As far as is known, Arcadia did not ignore any directions from the pension regulator to mend the pension, and indeed received an endorsement from the Pension Protection Fund for a company voluntary arrangement – a form of insolvency that allows a business to restructure its finances – in June last year.

Several prominent retail businesses have gone into administration in the past two years, but in no case has there been an outcry for the owners to finance pension deficits personally.

There may be no infringement of the law, but what attracts attention to Sir Philip’s case is that he and his wife have become immensely rich on Arcadia’s back.

In 2005 the company paid Lady Green a £1.2bn dividend, the foundation of the Green fortune. Now that the company has fallen on hard times, should there be a moral duty on the family to help those thrown out of work?

The relevant example here is not Robert Maxwell or Tiny Rowland, but a group of businessmen who were also vilified for their management of a British icon. John Towers, Peter Beale, Nick Stephenson and John Edwards were the “Phoenix Four”, who bought MG Rover from BMW in 2000 with the implicit backing of the Labour government and a hefty dowry from the German carmaker.

They proceeded to enrich themselves to the tune of several million pounds apiece while the company slowly spiralled downwards and eventually collapsed. They did nothing wrong – a government report into the collapse found their behaviour “inappropriate” – but they quietly volunteered to be banned as directors in future.

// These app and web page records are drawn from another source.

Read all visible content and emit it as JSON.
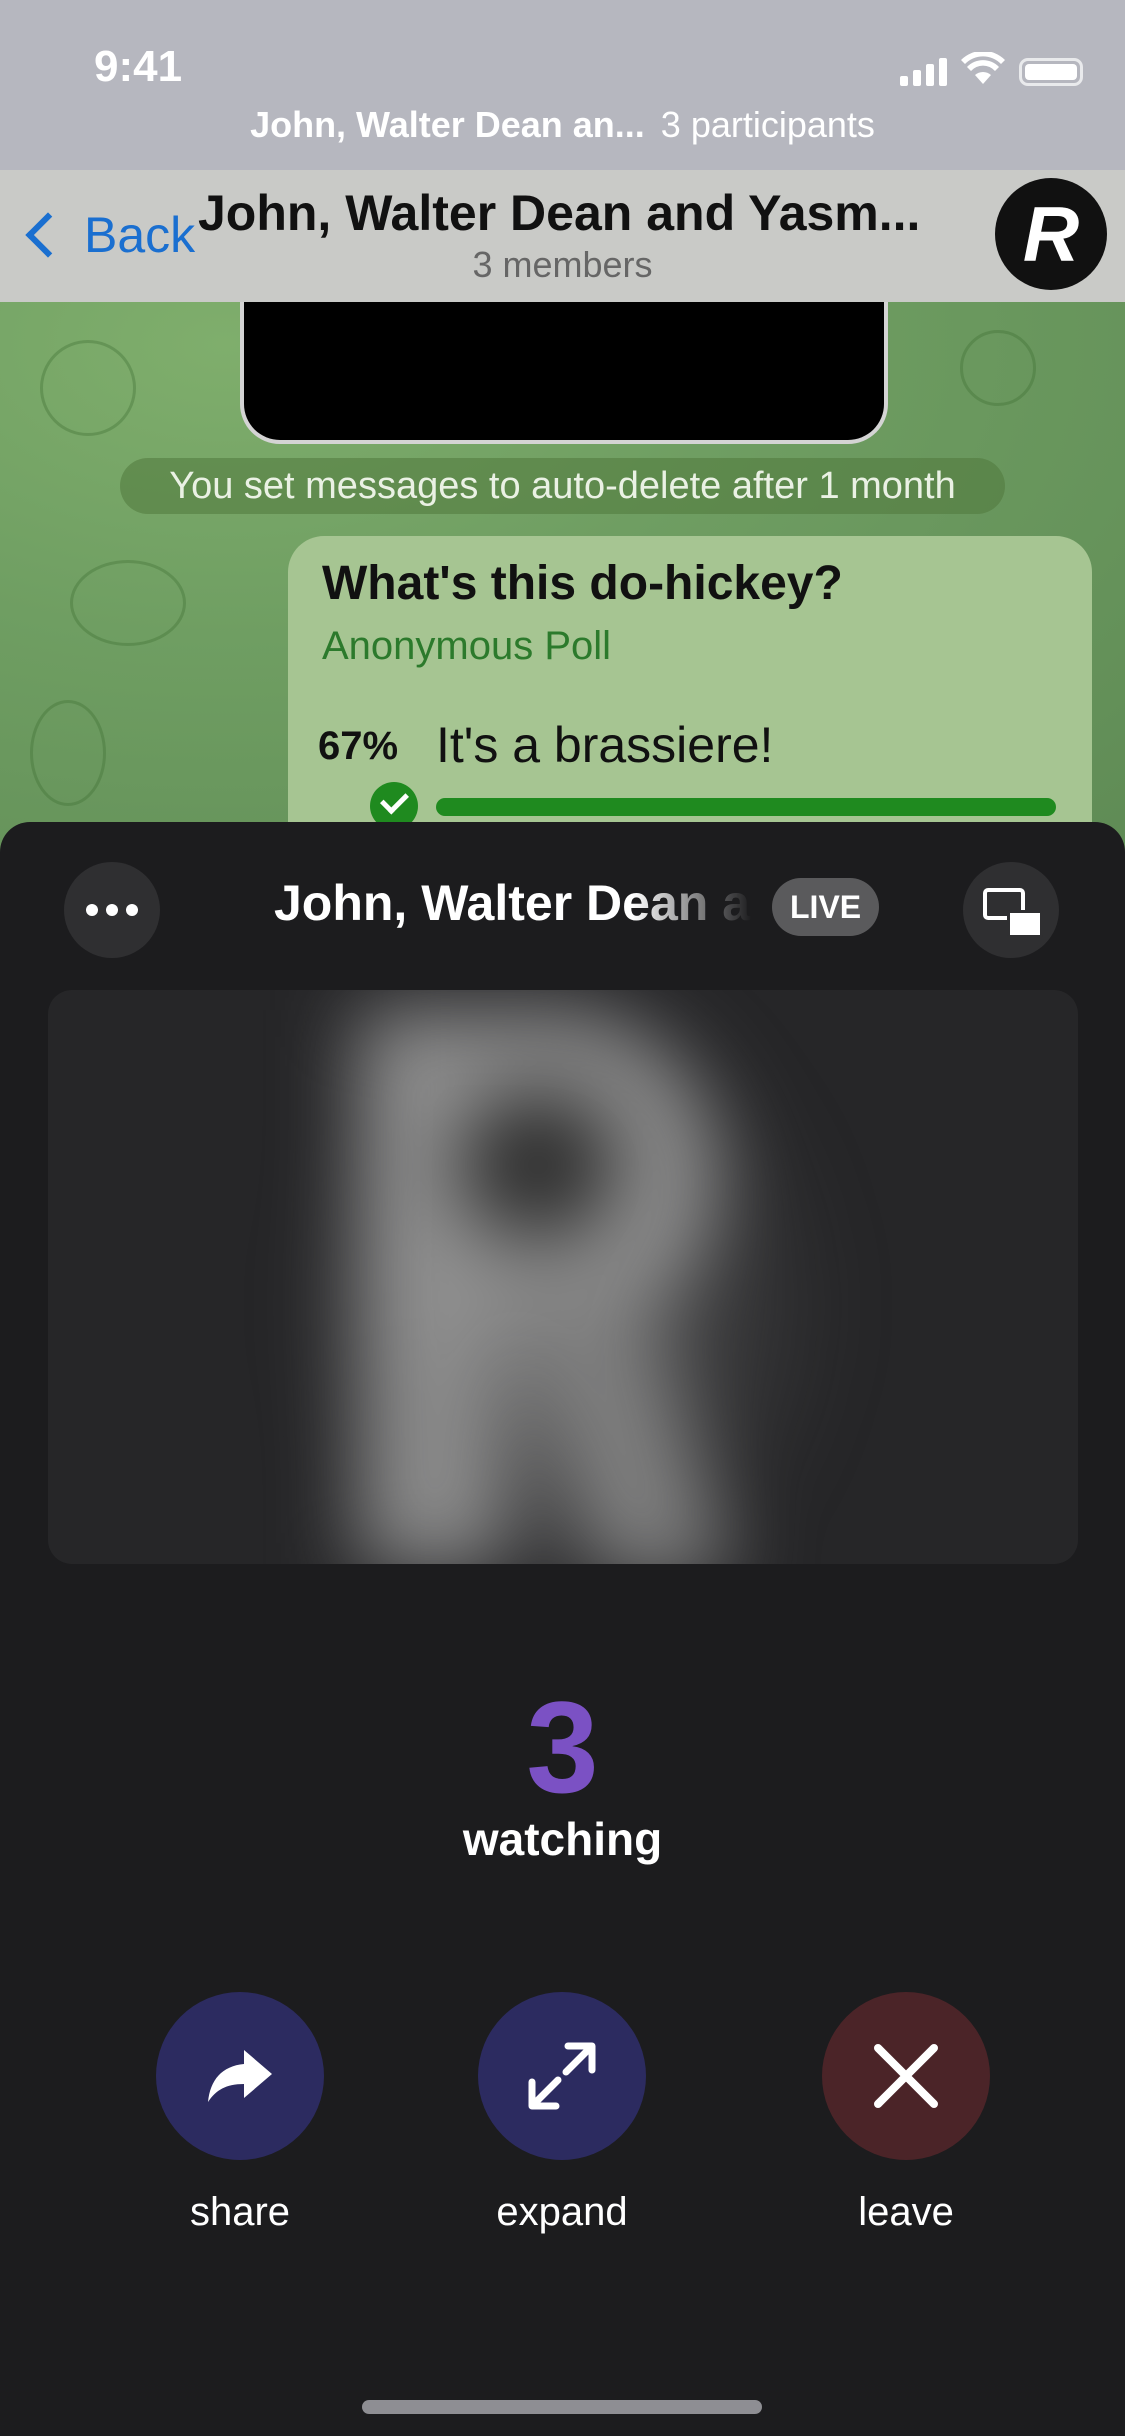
{
  "status_bar": {
    "time": "9:41"
  },
  "call_strip": {
    "title": "John, Walter Dean an...",
    "participants": "3 participants"
  },
  "nav": {
    "back_label": "Back",
    "title": "John, Walter Dean and Yasm...",
    "subtitle": "3 members",
    "avatar_letter": "R"
  },
  "chat": {
    "system_message": "You set messages to auto-delete after 1 month",
    "poll": {
      "question": "What's this do-hickey?",
      "type": "Anonymous Poll",
      "option_percent": "67%",
      "option_text": "It's a brassiere!",
      "option_fraction": 0.67
    }
  },
  "sheet": {
    "title": "John, Walter Dean and Yasmin",
    "live_badge": "LIVE",
    "watching_count": "3",
    "watching_label": "watching",
    "actions": {
      "share": "share",
      "expand": "expand",
      "leave": "leave"
    }
  },
  "colors": {
    "accent_purple": "#7b51c4",
    "action_blue": "#2c2b60",
    "leave_red": "#4b2428",
    "poll_green": "#1f8a1f"
  },
  "icons": [
    "signal-icon",
    "wifi-icon",
    "battery-icon",
    "chevron-left-icon",
    "more-icon",
    "pip-icon",
    "share-icon",
    "expand-icon",
    "close-icon",
    "check-icon"
  ]
}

What the inquiry into MG Rover’s demise showed was that ownership means just that. Once sold to the Phoenix Four, the once-great Birmingham carmaker became a piece of personal property to be used as the Phoenix Four saw fit.

The same is true of the Greens and Arcadia. Yet even if there is no legal claim for them to refill the Arcadia pension, they might consider the wider court of public opinion, which is much less forgiving than any judge.

Sir Philip can contemplate whether he wants to be remembered as the man who enriched his family, but left others out of pocket, or as the retail tycoon who put his staff first, even when his empire ran out of steam.